Muharram is for remembrance, for mourning and for renewal. It is not happy. We do not wish each other Happy New Year, and we find the rise in this habit problematic and disrespectful. We hope that fellow Muslims of all paths will be more attentive to the reality that we begin our year in thoughtfulness, solemnity, grief, mourning and renewal. Joy will come later, inshallah, when we see the fruits of our labour against injustice.

As O, we recognize that we fall back on a default Sunni Islam because that is the dominant path in Pakistan and because most of us are from Sunni families. So we ask you now, with humility: fellow Muslims from other paths, tell us what you need. Tell us how we may serve your needs better. Join us and lead us. Join us so we can all come to each other’s aid and help each other along the many paths to Allah.

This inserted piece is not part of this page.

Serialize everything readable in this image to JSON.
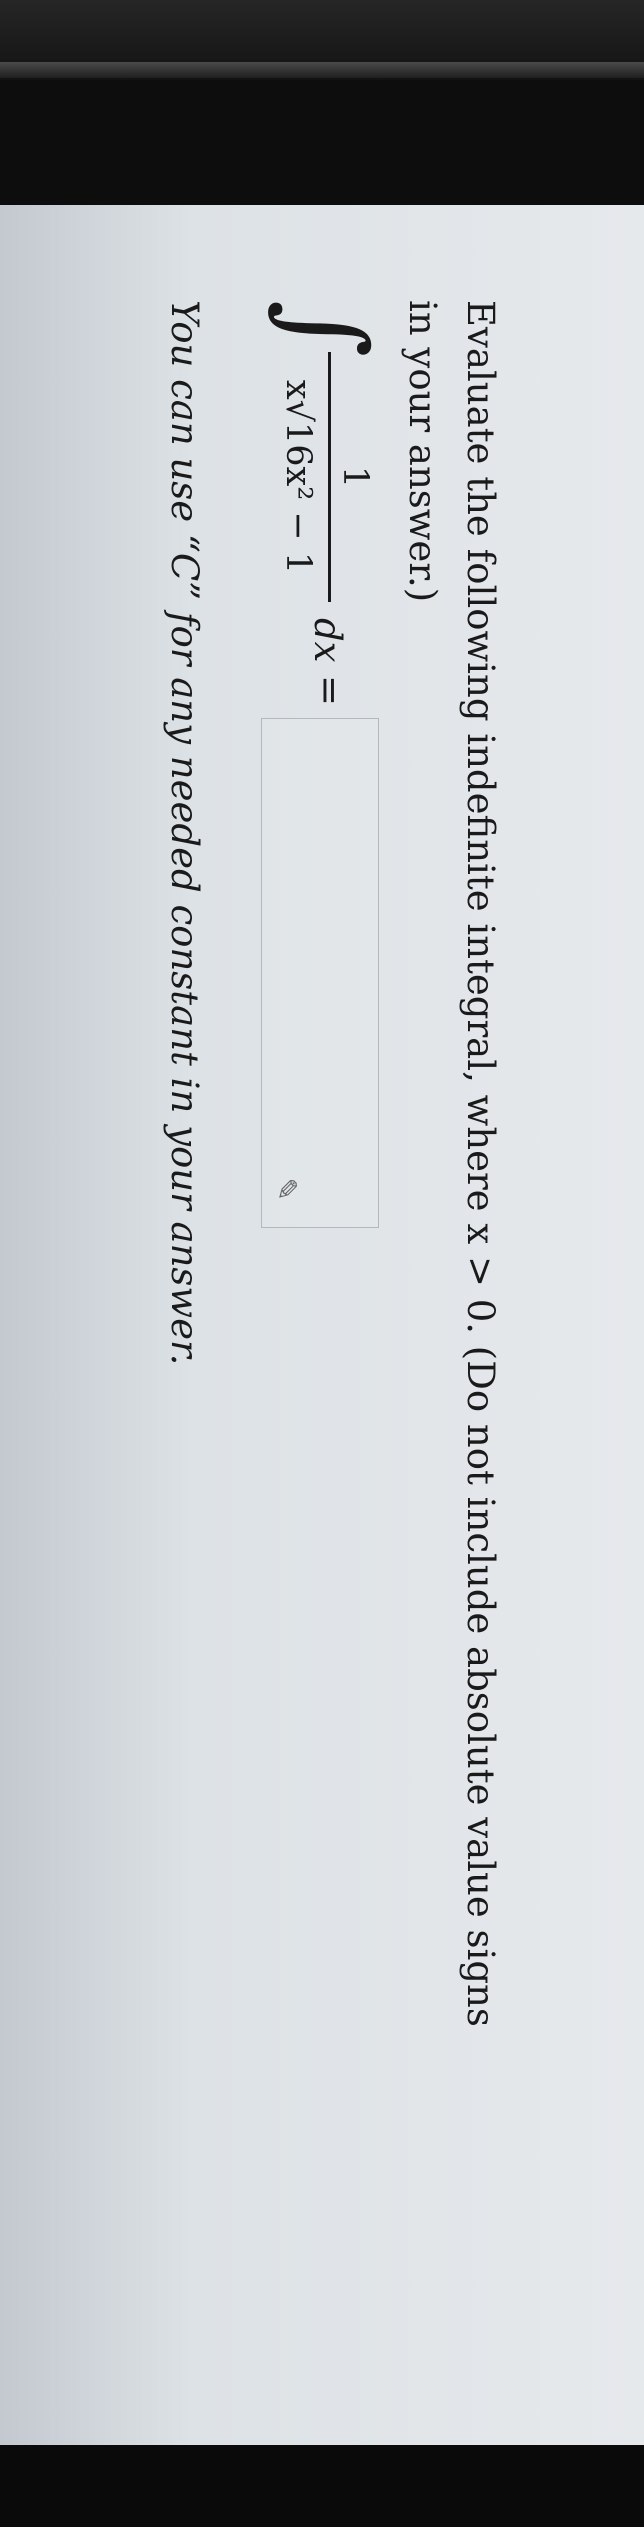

Labayk Ya Hussain.

Bangladesh: Statement of Apology and Solidarity

Forty-four years ago, atrocities of gigantic proportions and irreversible pain were committed against the people of now-Bangladesh by the Pakistani establishment. West Pakistan committed systematic genocide of the Bengali people, espousing colonial extermination policies. This is unpardonable. We are the O Collective, a group of queer Pakistanis, and we acknowledge the atrocities committed in our name against the people of Bangladesh. We acknowledge that December 16, 1971, marks the end of a dark time, where Bangladesh was freed from the oppressive and murdering forces of a would-be colonizing state apparatus. We, in our struggle against homophobia and transphobia, recognize that we must also struggle with our past, our culpability and the ringing silence of our history books on the brutalization, rape and murder of Bengali people, people we claimed were our fellow country-people. We stand in shame for what was done to the people of Bangladesh and, for what it’s worth, here, now, we unreservedly apologize for these atrocities. The O Collective calls on all defenders of human dignity in Pakistan to confront this history and hold the state of Pakistan accountable for the Bengali genocide of 1971. We call on all Pakistanis to take a hard look at ourselves on this day. December 16 has acquired a new and horrible significance since the massacre of the students of the Army Public School in Peshawar in 2014. Today, as we remember and memorialize, all across Pakistani television and print media, and in banners along Pakistani city roads, the children brutally and callously murdered a year ago today, we must remember that violence begets violence, war begets war, and that participation in the cynical global politics of control and devastation will only lead us to further death – more children will die, more graves will be dug, more lives will be destroyed. Today, we, the O Collective, mourn the dead of APS, and all the children murdered by the War on Terror. Today, we remember the dead that are not memorialized by the state, but have died nonetheless as a result of the same geopolitics. And today we remember what we have been taught to forget: the raped, the brutalized, the dead of Bangladesh, killed in our name. We must give voice to the truth. The brutalities of nationalism can only be overcome by a rainbow of solidarity which transcends the otherwise impassable borders. We stand in solidarity with our queer friends in Bangladesh and offer this small act of rectification. It is insufficient, we know. But if you will have us, we stand with you, fellow queers in a brutal and violent world.